Colors used: Cobalt Blue, Cerulean Blue, Quin. Gold, Aureolin, Prussian Blue, Mayan Blue, Moonglow

Learning Points:

  • Standing up for me while painting is something that I have been doing for months. It gives me a better perspective and I am able to step away, tilt my head which for some reason really helps me to see what I need to do.
  • Taking the time to do a value and design sketch is so important. I am a very impatient person but this is one thing I plan on doing from now on. Again, something that I read that Edgar Whitney felt was important in the endeavor of picture making.
  • Let loose and see what happens, I take to this approach like a duck to water but I realize that it can be difficult for some people.
  • I lie! when I first started painting in watercolor, I was timid and it hasn’t been until last year that I started to become very bold with the medium.
  • Don’t be afraid of the dark, adjust those values if needed.
  • I use large brushes in most of all my painting, it helps to be bold and not to treat your painting as precious.
  • Paint what you love and know. Why would I paint Venice? I haven’t been there and I am not interested in painting scenes that don’t mean anything to me.
  • I am not going to paint scenes that accomplished watercolorists paint just because they do it or because it is a popular scene. I have my own story to tell by golly!

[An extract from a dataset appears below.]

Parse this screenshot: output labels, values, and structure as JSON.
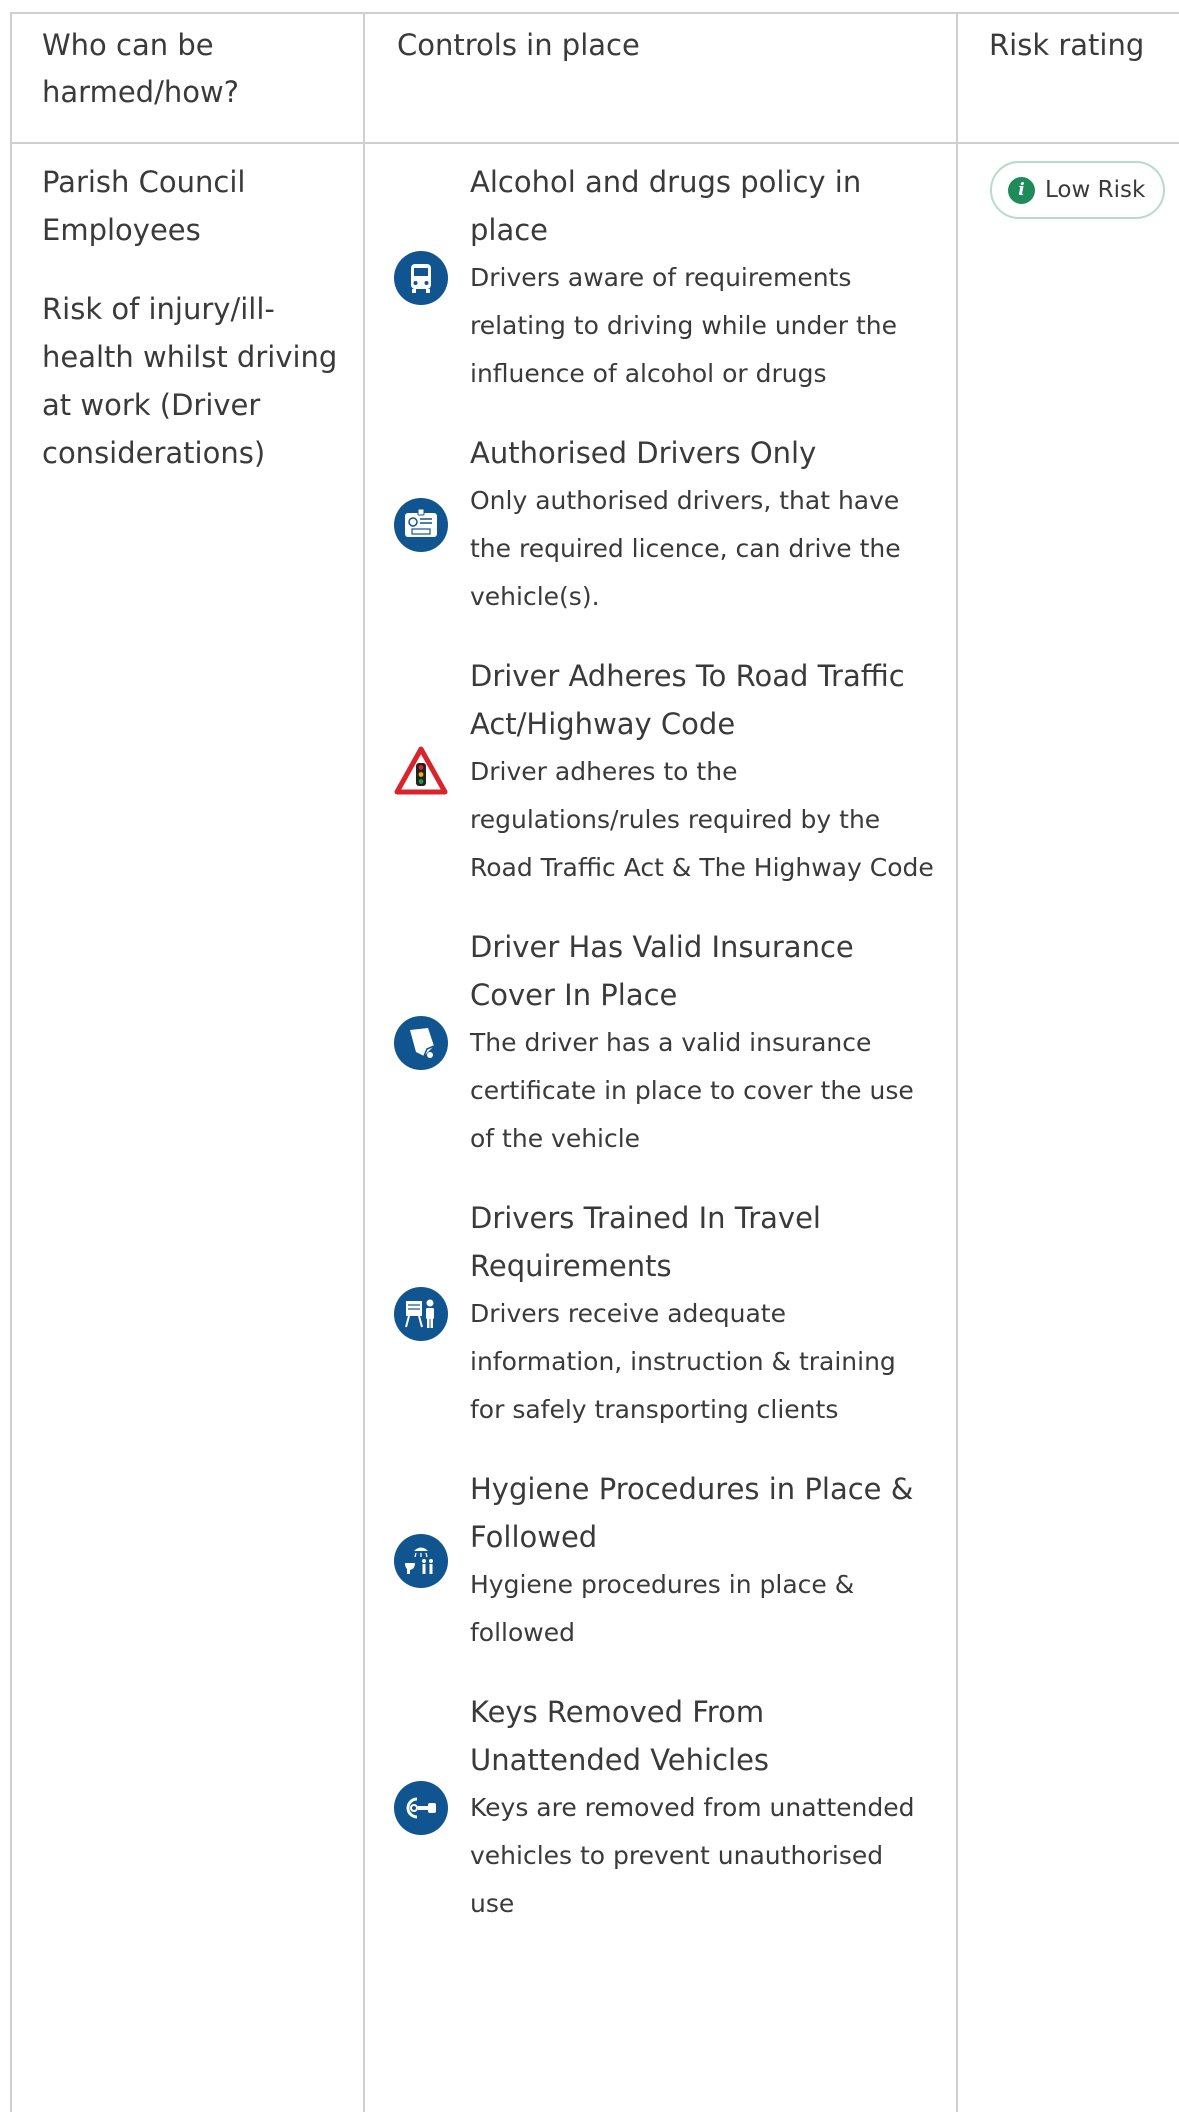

*A word about photos. The photos on my blog are mine, taken by me and copying them would be stealing from me. If you find a photo that you would like to copy or use, I request that you ask me for permission and I expect you to give me full credit for my own photo. Thank you so very much.





19 thoughts on “Old and New Paintings

  1. Oh Margaret! I am swooning and ooooing and aaawwing. So much beauty for my eyes and mind and heart. I love the first one but then I love the second even more! Isn’t it amazing what drama minimalism can create! It’s a true art!!!! And that last one takes my Breathe away too!! You are so very talented!!!! So enjoy your paintings and Discussions about them. Must look into the artist you mention.

    Liked by 1 person

    1. Thank you Jodi! those first two paintings I almost threw away! Because I thought they didn’t have enough….enough, what I don’t know but I held onto them. Goes to show that sometimes first impressions aren’t correct. 😉 I will do a post one of these days about Edgar Whitney. Apparently a lot of his students went on to become well known successful artists….such as Tony van Hasselt, Frank Webb, Tony Couch to name a few. One of my all time students of his is Cheng-Khee Chee, his art is fantastic. He has a video out there about his saturated wet on wet technique and it is an hour long.

      Liked by 1 person

  2. I LOVED this post. each of your paintings, reveals threads of the communication between you and the land. the place.
    it is a very wise thing, to hold on, to paintings for awhile. let the initial feelings disperse…. allowing yourself to see it, for what it truly is. not what you Wanted It To Be.
    again. ❤ loved this post. all of it. YRF debi

    Liked by 1 person

  3. Another excellent post. and learning points. I definitely agree with Edgar Whitney with regards to using photographs simply as a jumping off point…not to be copied verbatim.

    Happy painting, and continue to let go and let loose…..Janet 🙂

    Liked by 1 person

  4. dawnmarie

    This set reminds me of a phot series. I really love the blues and greens in your mostly tree scene. I think that was painting number two. I liked the rocks in number three and the light in the tree in number four and the reds in number one. So confusing to keep them all straight but after all your paintings of the Yuba, I find myself jealous of your environment. It is so beautiful.

    Liked by 1 person

Leave a Reply

Fill in your details below or click an icon to log in:

WordPress.com Logo

You are commenting using your WordPress.com account. Log Out /  Change )

Google photo

You are commenting using your Google account. Log Out /  Change )

Twitter picture

You are commenting using your Twitter account. Log Out /  Change )

Facebook photo

You are commenting using your Facebook account. Log Out /  Change )

Connecting to %s